• What to do: Repeat the data exactly as given below, dropping every picture.

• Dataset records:
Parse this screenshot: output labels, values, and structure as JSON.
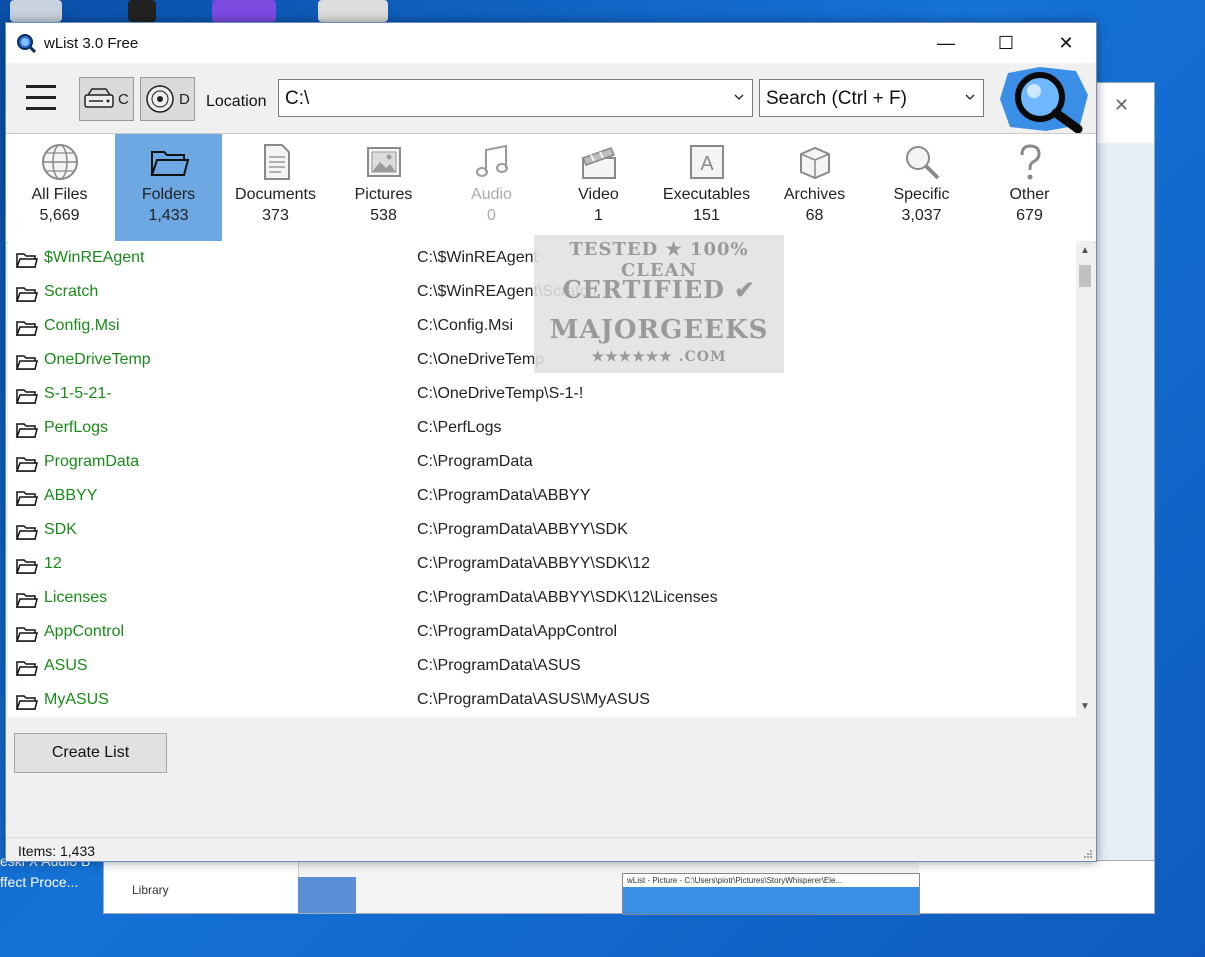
{
  "window": {
    "title": "wList 3.0 Free",
    "controls": {
      "minimize": "—",
      "maximize": "☐",
      "close": "✕"
    }
  },
  "toolbar": {
    "drives": [
      {
        "label": "C",
        "icon": "hard-drive-icon"
      },
      {
        "label": "D",
        "icon": "disc-drive-icon"
      }
    ],
    "location_label": "Location",
    "location_value": "C:\\",
    "search_value": "Search (Ctrl + F)"
  },
  "categories": [
    {
      "label": "All Files",
      "count": "5,669",
      "icon": "globe-icon"
    },
    {
      "label": "Folders",
      "count": "1,433",
      "icon": "folder-icon",
      "selected": true
    },
    {
      "label": "Documents",
      "count": "373",
      "icon": "document-icon"
    },
    {
      "label": "Pictures",
      "count": "538",
      "icon": "picture-icon"
    },
    {
      "label": "Audio",
      "count": "0",
      "icon": "music-note-icon",
      "disabled": true
    },
    {
      "label": "Video",
      "count": "1",
      "icon": "clapperboard-icon"
    },
    {
      "label": "Executables",
      "count": "151",
      "icon": "executable-icon"
    },
    {
      "label": "Archives",
      "count": "68",
      "icon": "archive-box-icon"
    },
    {
      "label": "Specific",
      "count": "3,037",
      "icon": "magnifier-icon"
    },
    {
      "label": "Other",
      "count": "679",
      "icon": "question-mark-icon"
    }
  ],
  "rows": [
    {
      "name": "$WinREAgent",
      "path": "C:\\$WinREAgent"
    },
    {
      "name": "Scratch",
      "path": "C:\\$WinREAgent\\Scratch"
    },
    {
      "name": "Config.Msi",
      "path": "C:\\Config.Msi"
    },
    {
      "name": "OneDriveTemp",
      "path": "C:\\OneDriveTemp"
    },
    {
      "name": "S-1-5-21-",
      "path": "C:\\OneDriveTemp\\S-1-!"
    },
    {
      "name": "PerfLogs",
      "path": "C:\\PerfLogs"
    },
    {
      "name": "ProgramData",
      "path": "C:\\ProgramData"
    },
    {
      "name": "ABBYY",
      "path": "C:\\ProgramData\\ABBYY"
    },
    {
      "name": "SDK",
      "path": "C:\\ProgramData\\ABBYY\\SDK"
    },
    {
      "name": "12",
      "path": "C:\\ProgramData\\ABBYY\\SDK\\12"
    },
    {
      "name": "Licenses",
      "path": "C:\\ProgramData\\ABBYY\\SDK\\12\\Licenses"
    },
    {
      "name": "AppControl",
      "path": "C:\\ProgramData\\AppControl"
    },
    {
      "name": "ASUS",
      "path": "C:\\ProgramData\\ASUS"
    },
    {
      "name": "MyASUS",
      "path": "C:\\ProgramData\\ASUS\\MyASUS"
    }
  ],
  "actions": {
    "create_list": "Create List"
  },
  "status": {
    "items": "Items: 1,433"
  },
  "watermark": {
    "line1": "TESTED ★ 100% CLEAN",
    "line2": "CERTIFIED ✔",
    "line3": "MAJORGEEKS",
    "line4": "★★★★★★ .COM"
  },
  "background": {
    "desktop_labels": [
      "eskl X Audio B",
      "ffect Proce..."
    ],
    "library_label": "Library",
    "preview_caption": "wList - Picture - C:\\Users\\piotr\\Pictures\\StoryWhisperer\\Ele..."
  },
  "colors": {
    "selected_category": "#6ea8e2",
    "folder_name": "#1a8a1a",
    "desktop": "#1572d6"
  }
}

• Written reply:
Parse this screenshot: output labels, values, and structure as JSON.
{
  "window": {
    "title": "wList 3.0 Free",
    "controls": {
      "minimize": "—",
      "maximize": "☐",
      "close": "✕"
    }
  },
  "toolbar": {
    "drives": [
      {
        "label": "C",
        "icon": "hard-drive-icon"
      },
      {
        "label": "D",
        "icon": "disc-drive-icon"
      }
    ],
    "location_label": "Location",
    "location_value": "C:\\",
    "search_value": "Search (Ctrl + F)"
  },
  "categories": [
    {
      "label": "All Files",
      "count": "5,669",
      "icon": "globe-icon"
    },
    {
      "label": "Folders",
      "count": "1,433",
      "icon": "folder-icon",
      "selected": true
    },
    {
      "label": "Documents",
      "count": "373",
      "icon": "document-icon"
    },
    {
      "label": "Pictures",
      "count": "538",
      "icon": "picture-icon"
    },
    {
      "label": "Audio",
      "count": "0",
      "icon": "music-note-icon",
      "disabled": true
    },
    {
      "label": "Video",
      "count": "1",
      "icon": "clapperboard-icon"
    },
    {
      "label": "Executables",
      "count": "151",
      "icon": "executable-icon"
    },
    {
      "label": "Archives",
      "count": "68",
      "icon": "archive-box-icon"
    },
    {
      "label": "Specific",
      "count": "3,037",
      "icon": "magnifier-icon"
    },
    {
      "label": "Other",
      "count": "679",
      "icon": "question-mark-icon"
    }
  ],
  "rows": [
    {
      "name": "$WinREAgent",
      "path": "C:\\$WinREAgent"
    },
    {
      "name": "Scratch",
      "path": "C:\\$WinREAgent\\Scratch"
    },
    {
      "name": "Config.Msi",
      "path": "C:\\Config.Msi"
    },
    {
      "name": "OneDriveTemp",
      "path": "C:\\OneDriveTemp"
    },
    {
      "name": "S-1-5-21-",
      "path": "C:\\OneDriveTemp\\S-1-!"
    },
    {
      "name": "PerfLogs",
      "path": "C:\\PerfLogs"
    },
    {
      "name": "ProgramData",
      "path": "C:\\ProgramData"
    },
    {
      "name": "ABBYY",
      "path": "C:\\ProgramData\\ABBYY"
    },
    {
      "name": "SDK",
      "path": "C:\\ProgramData\\ABBYY\\SDK"
    },
    {
      "name": "12",
      "path": "C:\\ProgramData\\ABBYY\\SDK\\12"
    },
    {
      "name": "Licenses",
      "path": "C:\\ProgramData\\ABBYY\\SDK\\12\\Licenses"
    },
    {
      "name": "AppControl",
      "path": "C:\\ProgramData\\AppControl"
    },
    {
      "name": "ASUS",
      "path": "C:\\ProgramData\\ASUS"
    },
    {
      "name": "MyASUS",
      "path": "C:\\ProgramData\\ASUS\\MyASUS"
    }
  ],
  "actions": {
    "create_list": "Create List"
  },
  "status": {
    "items": "Items: 1,433"
  },
  "watermark": {
    "line1": "TESTED ★ 100% CLEAN",
    "line2": "CERTIFIED ✔",
    "line3": "MAJORGEEKS",
    "line4": "★★★★★★ .COM"
  },
  "background": {
    "desktop_labels": [
      "eskl X Audio B",
      "ffect Proce..."
    ],
    "library_label": "Library",
    "preview_caption": "wList - Picture - C:\\Users\\piotr\\Pictures\\StoryWhisperer\\Ele..."
  },
  "colors": {
    "selected_category": "#6ea8e2",
    "folder_name": "#1a8a1a",
    "desktop": "#1572d6"
  }
}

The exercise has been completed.